Fortunately, they were pleasantly surprised. “It’s been wonderful,” Skyler says, relief clear on his face. “I can’t even describe it. We’re all just one big happy family here. We all look out for each other. We take care of each other, and they don’t make me feel any different than anybody else. It’s incredible, you know, it’s very accepting. And you can’t put a price on that.” 

They’ve been in their current home for a year and a half, and they plan to stay with COTS as long as they need to. “They’ve been good to us,” says Skyler. “I mean if it wasn’t for COTS we’d be houseless. And Debbie [Robbins, their case manager] is very understanding. We were severely behind on rent because I can’t afford it. I just keep her up to date on things and I just pay what I can. Thank God we’re in the COTS system.” 

“Being with COTS allows us to be able to stay here in Sonoma County,” adds Tricia. “I’m from Fresno, and that would be the backup plan, to move back to Fresno. And I really don’t want to move back to Fresno,” she adds, laughing.

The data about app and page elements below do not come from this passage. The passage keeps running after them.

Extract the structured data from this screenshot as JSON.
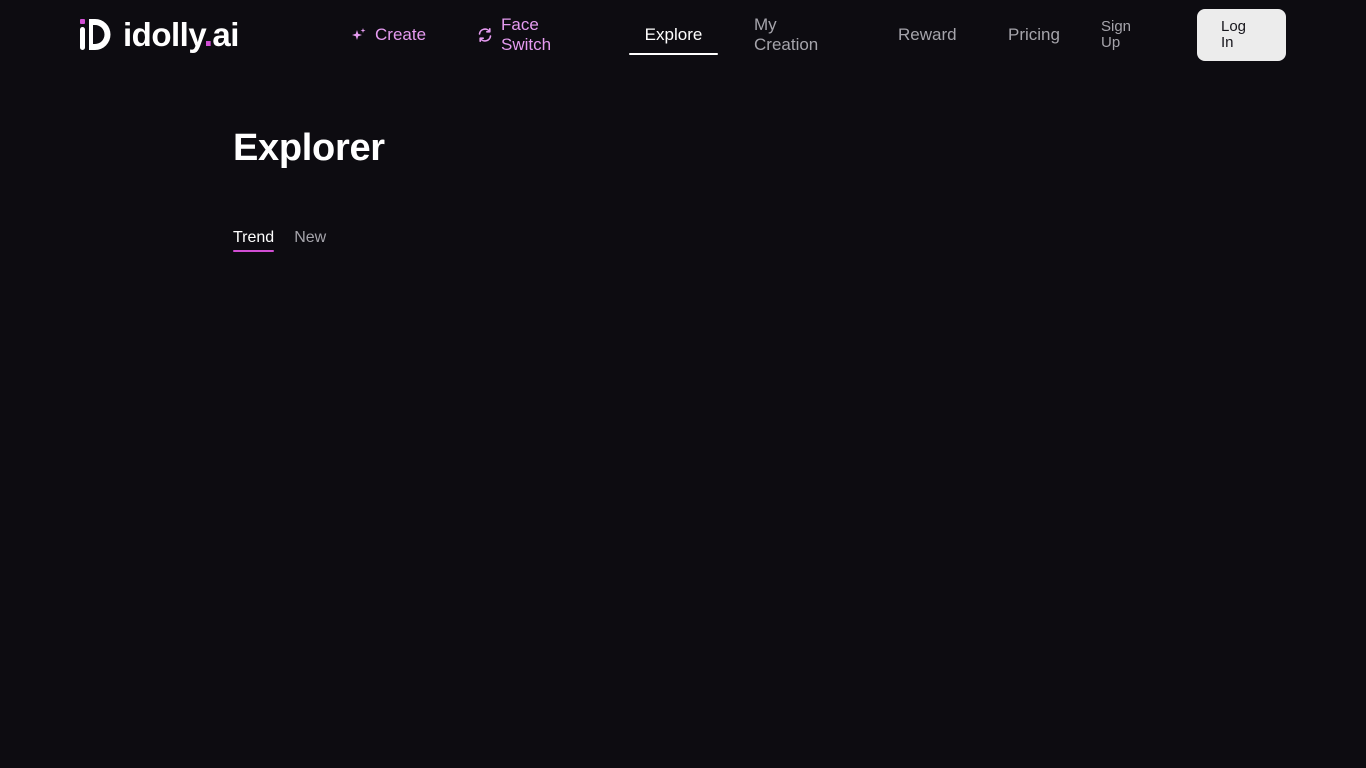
{
  "header": {
    "logo": {
      "text_main": "idolly",
      "text_dot": ".",
      "text_suffix": "ai"
    },
    "nav": {
      "create": "Create",
      "face_switch": "Face Switch",
      "explore": "Explore",
      "my_creation": "My Creation",
      "reward": "Reward",
      "pricing": "Pricing",
      "sign_up": "Sign Up"
    },
    "login_label": "Log In",
    "icons": {
      "create": "sparkle-icon",
      "face_switch": "refresh-icon"
    }
  },
  "main": {
    "title": "Explorer",
    "tabs": [
      {
        "label": "Trend",
        "active": true
      },
      {
        "label": "New",
        "active": false
      }
    ]
  },
  "colors": {
    "background": "#0d0c11",
    "accent": "#d14ed4",
    "accent_text": "#e59bf0",
    "nav_text": "#a5a4ab",
    "login_bg": "#ececec"
  }
}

Last November, after two bad job experiences as a cook (the only thing he’s ever done), one including transphobic treatment, Skyler made the hard decision to go on disability and reevaluate his career choices. That’s when Debbie got a flyer for a peer support class. “She thought of me, and she brought it by and she said, ‘Skyler, what do you think about this?’ I took the class, and not only did I fall in love with the class, but I realized that I can really help somebody, with just my learned experience.” 

And Skyler does have learned experience. He has childhood trauma from ongoing sexual abuse, which led him to develop dissociative identity disorder (DID), and PTSD from his time on a Naval supply ship. He was addicted to heroin for eight years, has experienced homelessness, and struggled with his identity as a trans man. 

“The thing with me is, I’ve had a hard journey, but I’m not afraid to tell my story,” Skyler says. “I want people to know I’m trans and I want them to hear my story. Because it does get better. My journey’s been hard, but you know, there’s always tomorrow, ‘cause the sun will come up no matter what, it always does. 

“I’ve tried to kill myself more times than I even like to mention, but failed every time. I put a gun in my mouth; it jammed. I tried to hang myself; the rope broke. I pulled my car into a garage and just left it running, and my car was perfectly fine, and then the battery died. So I am supposed to be here. I don’t know what my purpose is, but the universe and God led me to this peer support, so this is the path I’m walking on, and I’m gonna share my story with people and hopefully help somebody turn their life around, like my life has been turned around. Don’t give up because hope – and you can take this home with you – hope is: hold on pain ends. That’s what it stands for. And I’m getting that [tattooed] next for a constant reminder because you know what, it does end; hold on. It will end, and it does.”

As of the publication of this newsletter, Skyler has started his new job as a Peer Support Specialist through the Wellness Center, a brand new program beginning early August. “I’ll be assigned three members, and I’m helping them transition from being houseless to getting stable, permanent housing,” Skyler says. “And whatever services they need, I’m gonna help them stabilize their environment. I am over the moon happy and excited.”